* Q4 EPS $0.64 vs est $0.56
* Q4 revenue $7.44 bln misses estimate of $7.75 bln
* Sees 2011 sales $30 bln vs estimate of $29.735 bln
* Shares rise 6.1 pct (Recasts, adds company, analysts comment, details)
CHICAGO, Nov 22 (Reuters) - Top U.S. meat producer Tyson Foods Inc (TSN.N) expects its fiscal 2011 sales to top Wall Street forecasts, helped by a U.S. consumer preference for lower-cost chicken and a strong international market for beef and pork.
The company on Monday reported better-than-expected quarterly results, sending its shares up 6.1 percent.
Looking ahead, higher chicken prices should offset a rise in feed costs, but their lower cost relative to other meats will still attract budget-conscious U.S. shoppers, the company said. Tyson is also benefiting from demand for beef in markets like Mexico and pork in markets like Japan.
"We're just over halfway through our first quarter of fiscal 2011, and it is shaping up to be a strong quarter and another good year," Chief Executive Donnie Smith said in a statement.
Tyson forecast 2011 sales to rise 5.6 percent to about $30 billion, compared with the average Wall Street estimate of $29.735 billion, as compiled by Thomson Reuters I/B/E/S.
It reported net profit of $213 million, or 57 cents a share, for the fourth quarter that ended Oct. 2 compared with a loss of $457 million, or $1.23 a share, a year earlier.
Excluding special items, Tyson earned 64 cents a share, compared with the average Wall Street estimate of 56 cents.
Revenue rose 3.2 percent to $7.44 billion, compared with an average estimate of $7.75 billion.
Tyson said it expects first-quarter results to be similar to the profit posted on Monday, marking an improvement over the first quarter of 2010 when it earned 42 cents per share.
"The company's outlook was much more robust than we had anticipated, particularly for chicken," Heather Jones, analyst at BB&T Capital Markets, said in a note.
Jones raised her first quarter forecast to 59 cents per share from 47 cents following management's comments.
Tyson buys the cattle and hogs that it processes into beef and pork, but raises its own chickens. Higher cattle and hog prices affected beef and pork in fourth quarter, while chicken benefited from lower-than-year-ago feed costs.
Sales volumes of beef, pork and chicken fell as producers cut back herds and flocks in reaction to high feed costs and to slowing meat sales. However, it expects chicken production to increase.
Tyson has spent hundreds of millions of dollars upgrading its chicken plants to increase meat production per chicken and drive down costs, which should also help that unit navigate higher feed costs next year, the company said.
Some analysts were still cautious.

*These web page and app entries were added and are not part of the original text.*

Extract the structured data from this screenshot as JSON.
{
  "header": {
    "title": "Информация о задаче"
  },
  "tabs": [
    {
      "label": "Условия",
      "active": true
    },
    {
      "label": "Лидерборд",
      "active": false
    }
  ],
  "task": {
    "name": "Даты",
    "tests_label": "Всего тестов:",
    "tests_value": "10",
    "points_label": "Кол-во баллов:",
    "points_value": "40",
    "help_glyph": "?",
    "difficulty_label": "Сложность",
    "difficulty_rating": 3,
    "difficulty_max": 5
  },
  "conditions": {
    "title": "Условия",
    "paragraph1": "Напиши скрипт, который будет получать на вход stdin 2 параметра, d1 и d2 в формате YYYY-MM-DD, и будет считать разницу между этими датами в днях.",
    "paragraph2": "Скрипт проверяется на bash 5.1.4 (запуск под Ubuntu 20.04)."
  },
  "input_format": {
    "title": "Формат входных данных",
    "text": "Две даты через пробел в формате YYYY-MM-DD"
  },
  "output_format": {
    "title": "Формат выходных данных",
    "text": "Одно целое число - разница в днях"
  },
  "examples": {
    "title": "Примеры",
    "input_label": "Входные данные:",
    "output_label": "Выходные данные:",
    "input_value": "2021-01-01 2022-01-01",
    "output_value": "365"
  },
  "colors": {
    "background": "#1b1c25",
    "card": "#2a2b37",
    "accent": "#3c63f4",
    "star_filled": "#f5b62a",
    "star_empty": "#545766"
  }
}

"We think the swing factor for Tyson's 2011 will be the performance of its chicken business, in light of greater supply and higher feed costs," KeyBank analyst Akshay Jagdale wrote in a research note.
Tyson shares closed up 6.1 percent at $16.60 at the New York Stock Exchange. (Reporting by Bob Burgdorfer in Chicago and Mihir Dalal in Bangalore; Editing by Gopakumar Warrier, Derek Caney and Bernard Orr)